There’s a sonic narrative to Julia Holter’s set that reflects the arc of her third album, the breakthrough Loud City Song.
An impressionistic response to 1958 MGM musical Gigi, it has an erudite aesthetic that’s not obvious from the LA songwriter’s sweetly girlish between song banter. Struggling to kill time when her four-piece band tunes up, she reflects on church organs and the venue’s woodwork.
It’s an awkwardness that’s immediately lost when the band starts to perform tracks that detail universal themes. Tragic, astute and full of classical references the material makes the listener work hard but pays rich rewards for persistence.
The opening clutch of songs - ‘In The Green Wild’ and ‘Maxim’s I’ - seem to deliberately test the audience’s tolerance for electro-jazz. A slightly dissonant mix of Corey Fogel’s brushed drumming and strings that scrape in a manner that’s only just musical, Holter’s siren-high voice struggles to be heard over the top.
As the set progresses, however, the tone lightens and becomes more inviting. On the inverted lounge-pop carousel of ‘This Is A True Heart’, for instance, Danny Myer’s saxophone heralds a late 1970s club though which Bryan Ferry might drift. The atmospheric, filmic ‘City Appearing’, meanwhile, has a slow build that provides a bed for Holter’s voice as it pitches between a Julee Cruise-style croon and Kate Bush sigh.
Her transformation into an unpretentious, art-pop siren who eats musicals for lunch is completed with her chill-out cover of Barbara Lewis’ ‘Hello Stranger’ and one-track encore of the Laurie Anderson-esque ‘Goddess Eyes’, on which she duets her vocoded voice with that of Fogel to superbly alienated effect.
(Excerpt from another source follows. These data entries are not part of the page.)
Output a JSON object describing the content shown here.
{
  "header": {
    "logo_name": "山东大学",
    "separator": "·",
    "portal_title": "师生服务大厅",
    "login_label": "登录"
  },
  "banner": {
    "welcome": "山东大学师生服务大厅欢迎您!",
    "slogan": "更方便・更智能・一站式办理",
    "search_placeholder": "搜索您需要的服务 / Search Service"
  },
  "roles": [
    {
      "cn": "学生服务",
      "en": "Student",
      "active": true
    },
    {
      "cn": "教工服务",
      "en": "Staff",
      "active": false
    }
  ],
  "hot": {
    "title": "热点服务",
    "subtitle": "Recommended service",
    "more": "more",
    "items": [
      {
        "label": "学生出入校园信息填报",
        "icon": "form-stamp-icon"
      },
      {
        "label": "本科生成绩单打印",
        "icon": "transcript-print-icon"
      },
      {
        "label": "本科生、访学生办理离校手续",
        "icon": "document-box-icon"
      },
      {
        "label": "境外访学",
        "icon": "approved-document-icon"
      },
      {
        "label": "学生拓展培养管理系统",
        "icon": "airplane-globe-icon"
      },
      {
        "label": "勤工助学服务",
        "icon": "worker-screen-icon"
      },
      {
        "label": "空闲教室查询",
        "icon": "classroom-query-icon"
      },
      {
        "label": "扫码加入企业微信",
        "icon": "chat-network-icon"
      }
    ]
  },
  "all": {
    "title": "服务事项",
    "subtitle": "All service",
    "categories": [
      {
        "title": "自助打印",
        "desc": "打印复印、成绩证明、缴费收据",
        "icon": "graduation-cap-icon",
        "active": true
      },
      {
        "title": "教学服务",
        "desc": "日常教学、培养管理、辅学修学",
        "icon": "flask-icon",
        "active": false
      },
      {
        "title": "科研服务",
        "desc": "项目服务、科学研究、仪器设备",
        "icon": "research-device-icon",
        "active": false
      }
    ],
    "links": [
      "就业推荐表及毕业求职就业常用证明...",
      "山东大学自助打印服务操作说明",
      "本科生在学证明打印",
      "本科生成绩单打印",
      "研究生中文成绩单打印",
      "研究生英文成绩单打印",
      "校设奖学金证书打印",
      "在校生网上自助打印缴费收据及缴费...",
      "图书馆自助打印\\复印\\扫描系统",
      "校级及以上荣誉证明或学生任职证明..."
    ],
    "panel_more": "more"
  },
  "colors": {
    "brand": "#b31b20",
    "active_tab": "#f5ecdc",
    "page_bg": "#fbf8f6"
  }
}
It’s a disconcerting track that remains with the listener long after they leave the venue, and it’s this intellectual earworm quality that means Holter is an act to truly cherish.
Gig date: November 14